*** Block opens ***

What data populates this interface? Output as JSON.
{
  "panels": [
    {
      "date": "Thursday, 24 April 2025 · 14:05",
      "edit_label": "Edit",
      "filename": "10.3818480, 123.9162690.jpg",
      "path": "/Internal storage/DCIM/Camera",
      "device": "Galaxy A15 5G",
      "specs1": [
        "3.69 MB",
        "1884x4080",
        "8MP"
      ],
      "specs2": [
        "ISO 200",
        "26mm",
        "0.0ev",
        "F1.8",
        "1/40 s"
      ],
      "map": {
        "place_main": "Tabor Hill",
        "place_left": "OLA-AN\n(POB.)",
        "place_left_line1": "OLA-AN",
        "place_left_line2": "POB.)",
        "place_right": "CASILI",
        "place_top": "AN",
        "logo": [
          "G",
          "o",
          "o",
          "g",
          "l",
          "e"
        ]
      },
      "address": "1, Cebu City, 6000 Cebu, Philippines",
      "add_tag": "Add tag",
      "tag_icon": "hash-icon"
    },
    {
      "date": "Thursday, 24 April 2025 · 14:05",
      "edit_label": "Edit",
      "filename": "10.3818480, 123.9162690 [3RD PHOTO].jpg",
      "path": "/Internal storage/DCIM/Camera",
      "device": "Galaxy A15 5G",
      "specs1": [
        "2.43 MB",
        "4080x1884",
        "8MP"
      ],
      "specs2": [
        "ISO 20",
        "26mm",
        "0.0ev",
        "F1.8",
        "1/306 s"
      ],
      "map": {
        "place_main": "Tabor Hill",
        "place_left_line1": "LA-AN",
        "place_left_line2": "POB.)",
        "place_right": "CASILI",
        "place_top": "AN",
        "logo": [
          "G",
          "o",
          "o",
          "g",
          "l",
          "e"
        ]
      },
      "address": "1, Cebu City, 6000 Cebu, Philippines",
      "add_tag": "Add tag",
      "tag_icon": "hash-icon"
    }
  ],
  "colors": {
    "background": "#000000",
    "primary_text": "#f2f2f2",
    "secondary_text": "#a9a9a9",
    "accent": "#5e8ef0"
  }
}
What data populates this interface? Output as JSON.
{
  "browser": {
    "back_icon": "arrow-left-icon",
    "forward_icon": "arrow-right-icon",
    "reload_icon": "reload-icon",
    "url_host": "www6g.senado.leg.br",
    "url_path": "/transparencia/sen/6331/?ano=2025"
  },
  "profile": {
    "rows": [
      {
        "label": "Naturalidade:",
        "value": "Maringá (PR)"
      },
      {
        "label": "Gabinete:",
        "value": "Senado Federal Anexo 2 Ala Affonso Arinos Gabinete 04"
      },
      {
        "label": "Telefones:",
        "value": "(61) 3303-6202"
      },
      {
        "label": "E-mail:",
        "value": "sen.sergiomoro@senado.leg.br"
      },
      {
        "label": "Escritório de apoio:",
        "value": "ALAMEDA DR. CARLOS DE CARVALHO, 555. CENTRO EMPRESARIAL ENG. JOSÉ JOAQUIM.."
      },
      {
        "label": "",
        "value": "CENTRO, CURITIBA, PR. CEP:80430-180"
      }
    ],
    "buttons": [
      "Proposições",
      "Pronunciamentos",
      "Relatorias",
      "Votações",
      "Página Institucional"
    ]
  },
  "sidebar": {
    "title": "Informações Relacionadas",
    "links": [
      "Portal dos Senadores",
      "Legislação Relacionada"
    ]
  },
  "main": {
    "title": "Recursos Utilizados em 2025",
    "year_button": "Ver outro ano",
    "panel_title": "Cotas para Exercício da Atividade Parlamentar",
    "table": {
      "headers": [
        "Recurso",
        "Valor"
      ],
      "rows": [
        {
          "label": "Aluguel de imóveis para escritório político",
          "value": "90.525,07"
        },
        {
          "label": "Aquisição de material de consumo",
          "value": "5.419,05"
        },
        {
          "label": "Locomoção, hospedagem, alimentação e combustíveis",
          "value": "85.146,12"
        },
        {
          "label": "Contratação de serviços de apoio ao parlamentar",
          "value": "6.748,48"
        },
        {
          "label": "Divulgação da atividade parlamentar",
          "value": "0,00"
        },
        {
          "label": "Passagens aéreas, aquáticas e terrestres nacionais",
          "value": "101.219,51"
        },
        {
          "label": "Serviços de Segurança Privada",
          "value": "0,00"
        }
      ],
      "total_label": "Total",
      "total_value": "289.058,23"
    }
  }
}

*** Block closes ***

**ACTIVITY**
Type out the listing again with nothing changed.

**REPLY**
What data populates this interface? Output as JSON.
{
  "panels": [
    {
      "date": "Thursday, 24 April 2025 · 14:05",
      "edit_label": "Edit",
      "filename": "10.3818480, 123.9162690.jpg",
      "path": "/Internal storage/DCIM/Camera",
      "device": "Galaxy A15 5G",
      "specs1": [
        "3.69 MB",
        "1884x4080",
        "8MP"
      ],
      "specs2": [
        "ISO 200",
        "26mm",
        "0.0ev",
        "F1.8",
        "1/40 s"
      ],
      "map": {
        "place_main": "Tabor Hill",
        "place_left": "OLA-AN\n(POB.)",
        "place_left_line1": "OLA-AN",
        "place_left_line2": "POB.)",
        "place_right": "CASILI",
        "place_top": "AN",
        "logo": [
          "G",
          "o",
          "o",
          "g",
          "l",
          "e"
        ]
      },
      "address": "1, Cebu City, 6000 Cebu, Philippines",
      "add_tag": "Add tag",
      "tag_icon": "hash-icon"
    },
    {
      "date": "Thursday, 24 April 2025 · 14:05",
      "edit_label": "Edit",
      "filename": "10.3818480, 123.9162690 [3RD PHOTO].jpg",
      "path": "/Internal storage/DCIM/Camera",
      "device": "Galaxy A15 5G",
      "specs1": [
        "2.43 MB",
        "4080x1884",
        "8MP"
      ],
      "specs2": [
        "ISO 20",
        "26mm",
        "0.0ev",
        "F1.8",
        "1/306 s"
      ],
      "map": {
        "place_main": "Tabor Hill",
        "place_left_line1": "LA-AN",
        "place_left_line2": "POB.)",
        "place_right": "CASILI",
        "place_top": "AN",
        "logo": [
          "G",
          "o",
          "o",
          "g",
          "l",
          "e"
        ]
      },
      "address": "1, Cebu City, 6000 Cebu, Philippines",
      "add_tag": "Add tag",
      "tag_icon": "hash-icon"
    }
  ],
  "colors": {
    "background": "#000000",
    "primary_text": "#f2f2f2",
    "secondary_text": "#a9a9a9",
    "accent": "#5e8ef0"
  }
}
What data populates this interface? Output as JSON.
{
  "browser": {
    "back_icon": "arrow-left-icon",
    "forward_icon": "arrow-right-icon",
    "reload_icon": "reload-icon",
    "url_host": "www6g.senado.leg.br",
    "url_path": "/transparencia/sen/6331/?ano=2025"
  },
  "profile": {
    "rows": [
      {
        "label": "Naturalidade:",
        "value": "Maringá (PR)"
      },
      {
        "label": "Gabinete:",
        "value": "Senado Federal Anexo 2 Ala Affonso Arinos Gabinete 04"
      },
      {
        "label": "Telefones:",
        "value": "(61) 3303-6202"
      },
      {
        "label": "E-mail:",
        "value": "sen.sergiomoro@senado.leg.br"
      },
      {
        "label": "Escritório de apoio:",
        "value": "ALAMEDA DR. CARLOS DE CARVALHO, 555. CENTRO EMPRESARIAL ENG. JOSÉ JOAQUIM.."
      },
      {
        "label": "",
        "value": "CENTRO, CURITIBA, PR. CEP:80430-180"
      }
    ],
    "buttons": [
      "Proposições",
      "Pronunciamentos",
      "Relatorias",
      "Votações",
      "Página Institucional"
    ]
  },
  "sidebar": {
    "title": "Informações Relacionadas",
    "links": [
      "Portal dos Senadores",
      "Legislação Relacionada"
    ]
  },
  "main": {
    "title": "Recursos Utilizados em 2025",
    "year_button": "Ver outro ano",
    "panel_title": "Cotas para Exercício da Atividade Parlamentar",
    "table": {
      "headers": [
        "Recurso",
        "Valor"
      ],
      "rows": [
        {
          "label": "Aluguel de imóveis para escritório político",
          "value": "90.525,07"
        },
        {
          "label": "Aquisição de material de consumo",
          "value": "5.419,05"
        },
        {
          "label": "Locomoção, hospedagem, alimentação e combustíveis",
          "value": "85.146,12"
        },
        {
          "label": "Contratação de serviços de apoio ao parlamentar",
          "value": "6.748,48"
        },
        {
          "label": "Divulgação da atividade parlamentar",
          "value": "0,00"
        },
        {
          "label": "Passagens aéreas, aquáticas e terrestres nacionais",
          "value": "101.219,51"
        },
        {
          "label": "Serviços de Segurança Privada",
          "value": "0,00"
        }
      ],
      "total_label": "Total",
      "total_value": "289.058,23"
    }
  }
}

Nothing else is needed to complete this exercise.